It takes trusting that just because you don’t like yourself, doesn’t mean other people aren’t going to like you.
It means you stop giving up before you’ve even given yourself a chance.
It takes believing in yourself, no matter how difficult things seem.
And it takes knowing that as a living, breathing, human being, you have infinite worth.
Happiness is your birthright.
You exist, and therefore you matter.
Your value isn’t up for discussion.
It isn’t negotiable. 
It just is.
And until you can accept and believe that, you will be stuck behind your own road block to happiness forever.
Jun 5, 2014 / 431 notes

internal-acceptance-movement:

Our biggest road block to happiness isn’t failure, imperfection, or loneliness. 

It isn’t the way we look, where we come from, how much we weigh, the amount of money we have, or the number of mistakes we’ve made.

It’s self-rejection and it’s self-doubt.

And it starts when we believe the lie that we have no worth.

We create unhappiness for ourselves when allow our negative beliefs about who we are to limit our friendships, fun, and opportunities. 

Instead of going into situations with an open mind, we go into them predicting the worst.

We don’t see things as they really are—we see what we’re looking for.

And more often than not, what we’re expecting is confirmation that we aren’t good enough. 

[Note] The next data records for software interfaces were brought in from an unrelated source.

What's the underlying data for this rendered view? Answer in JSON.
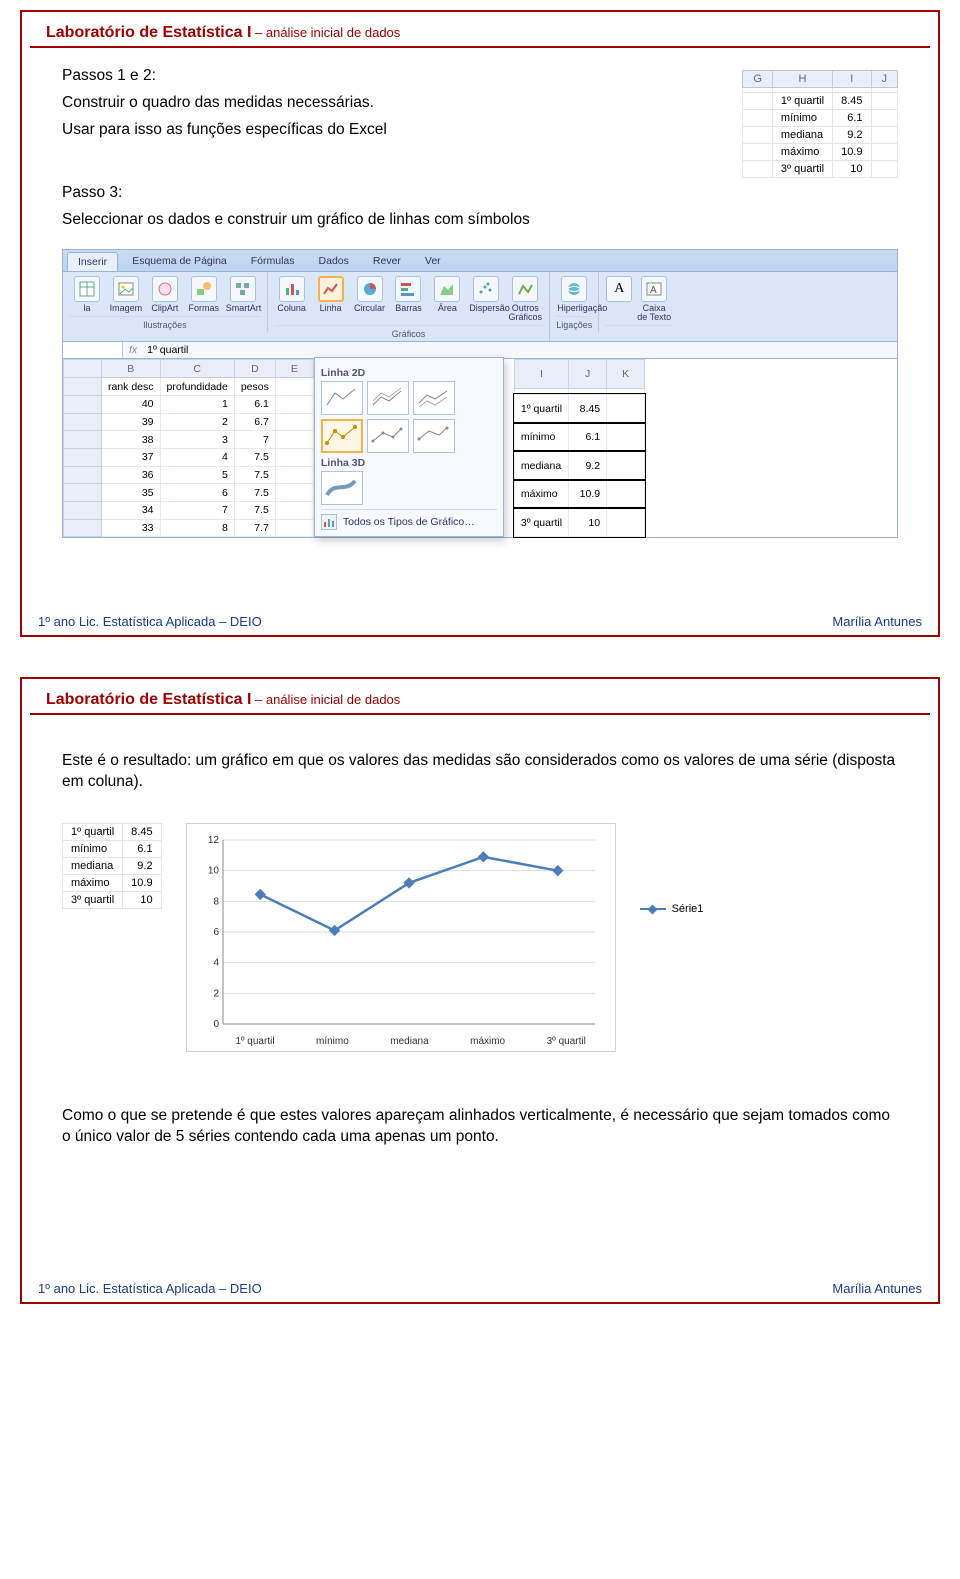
{
  "header": {
    "title_main": "Laboratório de Estatística I",
    "title_sep": " – ",
    "title_sub": "análise inicial de dados"
  },
  "footer": {
    "left": "1º ano Lic. Estatística Aplicada – DEIO",
    "right": "Marília Antunes"
  },
  "slide1": {
    "p1": "Passos 1 e 2:",
    "p2": "Construir o quadro das medidas necessárias.",
    "p3": "Usar para isso as funções específicas do Excel",
    "p4": "Passo 3:",
    "p5": "Seleccionar os dados e construir um gráfico de linhas com símbolos",
    "mini_cols": [
      "G",
      "H",
      "I",
      "J"
    ],
    "stats": [
      {
        "label": "1º quartil",
        "val": "8.45"
      },
      {
        "label": "mínimo",
        "val": "6.1"
      },
      {
        "label": "mediana",
        "val": "9.2"
      },
      {
        "label": "máximo",
        "val": "10.9"
      },
      {
        "label": "3º quartil",
        "val": "10"
      }
    ],
    "ribbon": {
      "tabs": [
        "Inserir",
        "Esquema de Página",
        "Fórmulas",
        "Dados",
        "Rever",
        "Ver"
      ],
      "active_tab_index": 0,
      "illus": {
        "items": [
          "la",
          "Imagem",
          "ClipArt",
          "Formas",
          "SmartArt"
        ],
        "label": "Ilustrações"
      },
      "charts": {
        "items": [
          "Coluna",
          "Linha",
          "Circular",
          "Barras",
          "Área",
          "Dispersão",
          "Outros Gráficos"
        ],
        "label": "Gráficos",
        "selected_index": 1
      },
      "links": {
        "items": [
          "Hiperligação"
        ],
        "label": "Ligações"
      },
      "text": {
        "items": [
          "Caixa de Texto"
        ],
        "label": ""
      },
      "a_glyph": "A"
    },
    "dropdown": {
      "sect1": "Linha 2D",
      "sect2": "Linha 3D",
      "foot": "Todos os Tipos de Gráfico…"
    },
    "fx": {
      "name": "",
      "label": "fx",
      "value": "1º quartil"
    },
    "sheet_left": {
      "cols": [
        "B",
        "C",
        "D",
        "E"
      ],
      "header_row": [
        "rank desc",
        "profundidade",
        "pesos",
        ""
      ],
      "rows": [
        [
          "40",
          "1",
          "6.1"
        ],
        [
          "39",
          "2",
          "6.7"
        ],
        [
          "38",
          "3",
          "7"
        ],
        [
          "37",
          "4",
          "7.5"
        ],
        [
          "36",
          "5",
          "7.5"
        ],
        [
          "35",
          "6",
          "7.5"
        ],
        [
          "34",
          "7",
          "7.5"
        ],
        [
          "33",
          "8",
          "7.7"
        ]
      ]
    },
    "sheet_right": {
      "cols": [
        "I",
        "J",
        "K"
      ],
      "rows": [
        [
          "1º quartil",
          "8.45"
        ],
        [
          "mínimo",
          "6.1"
        ],
        [
          "mediana",
          "9.2"
        ],
        [
          "máximo",
          "10.9"
        ],
        [
          "3º quartil",
          "10"
        ]
      ]
    }
  },
  "slide2": {
    "p1": "Este é o resultado: um gráfico em que os valores das medidas são considerados como os valores de uma série (disposta em coluna).",
    "p2": "Como o que se pretende é que estes valores apareçam alinhados verticalmente, é necessário que sejam tomados como o único valor de 5 séries contendo cada uma apenas um ponto.",
    "stats": [
      {
        "label": "1º quartil",
        "val": "8.45"
      },
      {
        "label": "mínimo",
        "val": "6.1"
      },
      {
        "label": "mediana",
        "val": "9.2"
      },
      {
        "label": "máximo",
        "val": "10.9"
      },
      {
        "label": "3º quartil",
        "val": "10"
      }
    ],
    "legend": "Série1"
  },
  "chart_data": {
    "type": "line",
    "categories": [
      "1º quartil",
      "mínimo",
      "mediana",
      "máximo",
      "3º quartil"
    ],
    "values": [
      8.45,
      6.1,
      9.2,
      10.9,
      10
    ],
    "title": "",
    "xlabel": "",
    "ylabel": "",
    "ylim": [
      0,
      12
    ],
    "yticks": [
      0,
      2,
      4,
      6,
      8,
      10,
      12
    ],
    "series_name": "Série1"
  }
}
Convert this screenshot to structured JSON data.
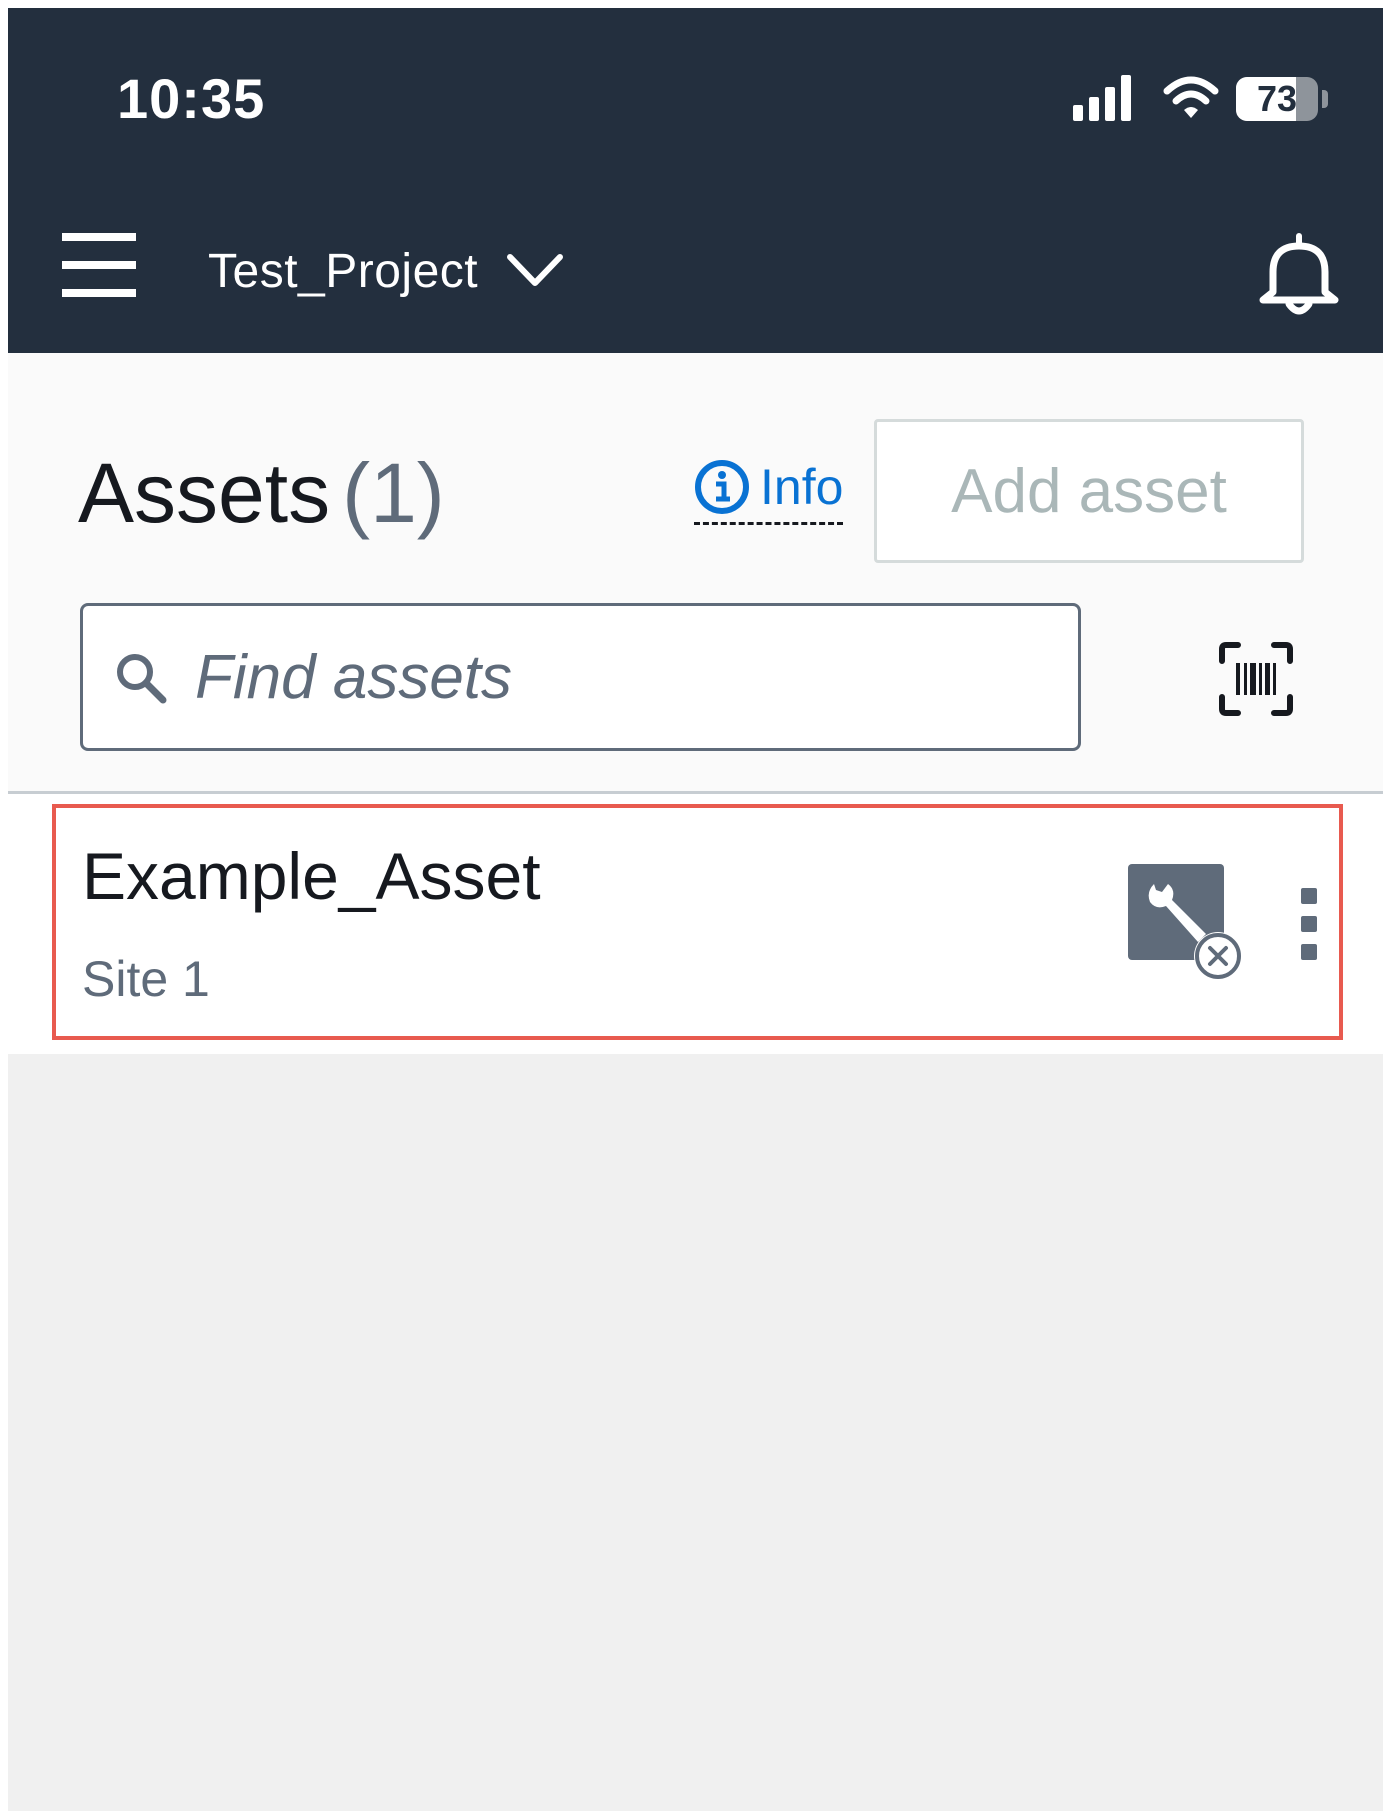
{
  "status_bar": {
    "time": "10:35",
    "battery_percent": 73,
    "battery_label": "73"
  },
  "header": {
    "project_name": "Test_Project",
    "icons": [
      "menu-icon",
      "chevron-down-icon",
      "bell-icon"
    ],
    "background_color": "#232f3e"
  },
  "assets_page": {
    "title": "Assets",
    "count_label": "(1)",
    "info_label": "Info",
    "add_button_label": "Add asset",
    "search": {
      "placeholder": "Find assets",
      "value": ""
    },
    "scan_icon": "barcode-scan-icon"
  },
  "asset_list": [
    {
      "name": "Example_Asset",
      "site": "Site 1",
      "status_icon": "wrench-disconnected-icon"
    }
  ],
  "colors": {
    "link": "#0972d3",
    "highlight_border": "#e85a4f",
    "muted_text": "#5f6b7a"
  }
}
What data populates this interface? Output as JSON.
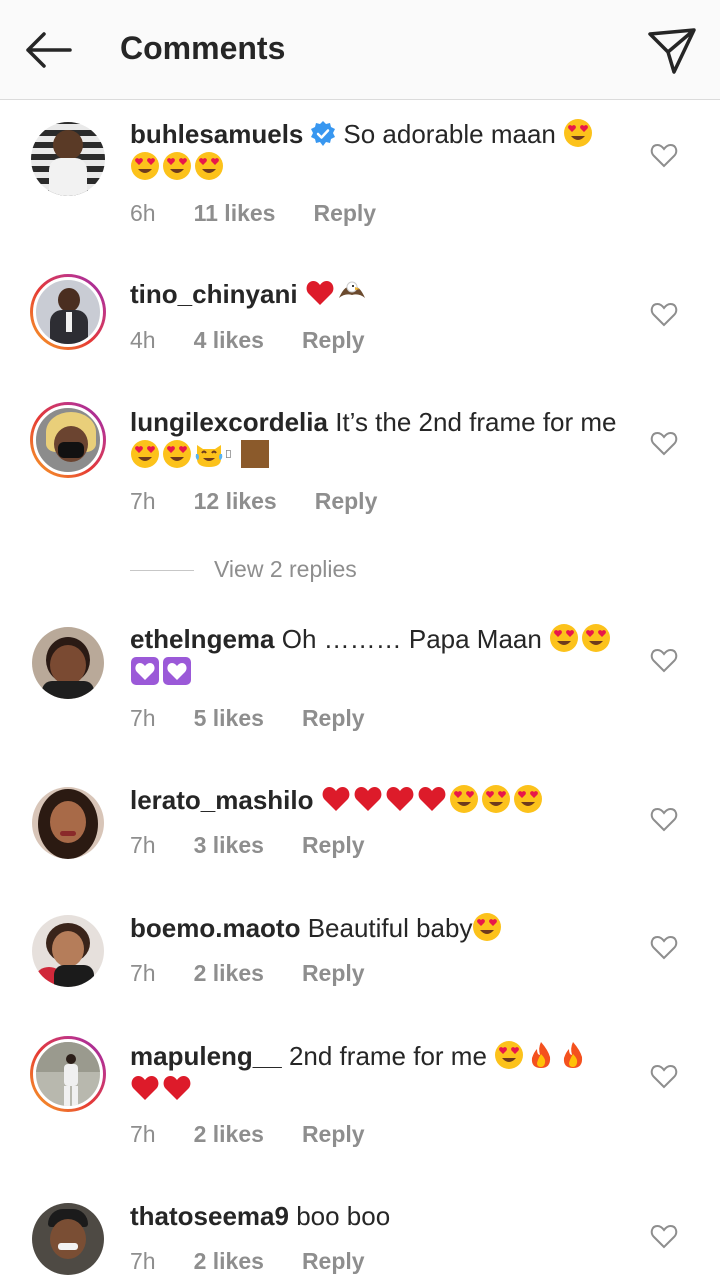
{
  "header": {
    "title": "Comments",
    "back_icon": "arrow-left-icon",
    "share_icon": "paper-plane-icon"
  },
  "colors": {
    "text": "#262626",
    "meta": "#8e8e8e",
    "verified": "#3897f0",
    "heart_red": "#e02020"
  },
  "comments": [
    {
      "username": "buhlesamuels",
      "verified": true,
      "text": "So adorable maan",
      "emojis": [
        "heart-eyes",
        "heart-eyes",
        "heart-eyes",
        "heart-eyes"
      ],
      "time": "6h",
      "likes": "11 likes",
      "reply": "Reply"
    },
    {
      "username": "tino_chinyani",
      "verified": false,
      "text": "",
      "emojis": [
        "red-heart",
        "eagle"
      ],
      "time": "4h",
      "likes": "4 likes",
      "reply": "Reply"
    },
    {
      "username": "lungilexcordelia",
      "verified": false,
      "text": "It’s the 2nd frame for me",
      "emojis": [
        "heart-eyes",
        "heart-eyes",
        "cat-tears-of-joy",
        "missing-glyph",
        "brown-square"
      ],
      "time": "7h",
      "likes": "12 likes",
      "reply": "Reply"
    },
    {
      "username": "ethelngema",
      "verified": false,
      "text": "Oh ……… Papa Maan",
      "emojis": [
        "heart-eyes",
        "heart-eyes",
        "purple-heart",
        "purple-heart"
      ],
      "time": "7h",
      "likes": "5 likes",
      "reply": "Reply"
    },
    {
      "username": "lerato_mashilo",
      "verified": false,
      "text": "",
      "emojis": [
        "red-heart",
        "red-heart",
        "red-heart",
        "red-heart",
        "heart-eyes",
        "heart-eyes",
        "heart-eyes"
      ],
      "time": "7h",
      "likes": "3 likes",
      "reply": "Reply"
    },
    {
      "username": "boemo.maoto",
      "verified": false,
      "text": "Beautiful baby",
      "emojis": [
        "heart-eyes"
      ],
      "time": "7h",
      "likes": "2 likes",
      "reply": "Reply"
    },
    {
      "username": "mapuleng__",
      "verified": false,
      "text": "2nd frame for me",
      "emojis": [
        "heart-eyes",
        "fire",
        "fire",
        "red-heart",
        "red-heart"
      ],
      "time": "7h",
      "likes": "2 likes",
      "reply": "Reply"
    },
    {
      "username": "thatoseema9",
      "verified": false,
      "text": "boo boo",
      "emojis": [],
      "time": "7h",
      "likes": "2 likes",
      "reply": "Reply"
    }
  ],
  "view_replies": "View 2 replies"
}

When someone criticizes us, we use it as proof that we’re inadequate.

When someone rejects us, we tell ourselves that we deserve to be alone and forgotten. 

When someone abandons us, we use it as evidence that we were never wanted to begin with and shouldn’t get our hopes up in the future.

When we make a mistake, we use it as confirmation that we’re a failure and shouldn’t try again because clearly we’re incapable and wouldn’t be able to get it right anyway. 

The situations and ways in which we beat ourselves up in them are endless. 

Stopping the negative thoughts isn’t easy, but it is possible.

It starts when you can redefine the words you use to discount your value. 

This means choosing to see failure as an opportunity for growth instead of evidence that you’re inadequate.

It means recognizing that making mistakes doesn’t make you a failure—it makes you human.

It means acknowledging that you can’t please everyone, and that just because someone doesn’t approve of who you are doesn’t mean their opinion has to become your truth or discount your worth.

It means letting go of the people who don’t accept you, and holding onto the people who love you without conditions.

It takes trusting that just because you don’t like yourself, doesn’t mean other people aren’t going to like you.

It means you stop giving up before you’ve even given yourself a chance.

It takes believing in yourself, no matter how difficult things seem.

And it takes knowing that as a living, breathing, human being, you have infinite worth.

Happiness is your birthright.

You exist, and therefore you matter.

Your value isn’t up for discussion.

It isn’t negotiable. 

It just is.

And until you can accept and believe that, you will be stuck behind your own road block to happiness forever.

Jun 3, 2014 / 1,193 notes
Jun 3, 2014 / 29,170 notes
May 31, 2014 / 238,571 notes

(via saphirewind)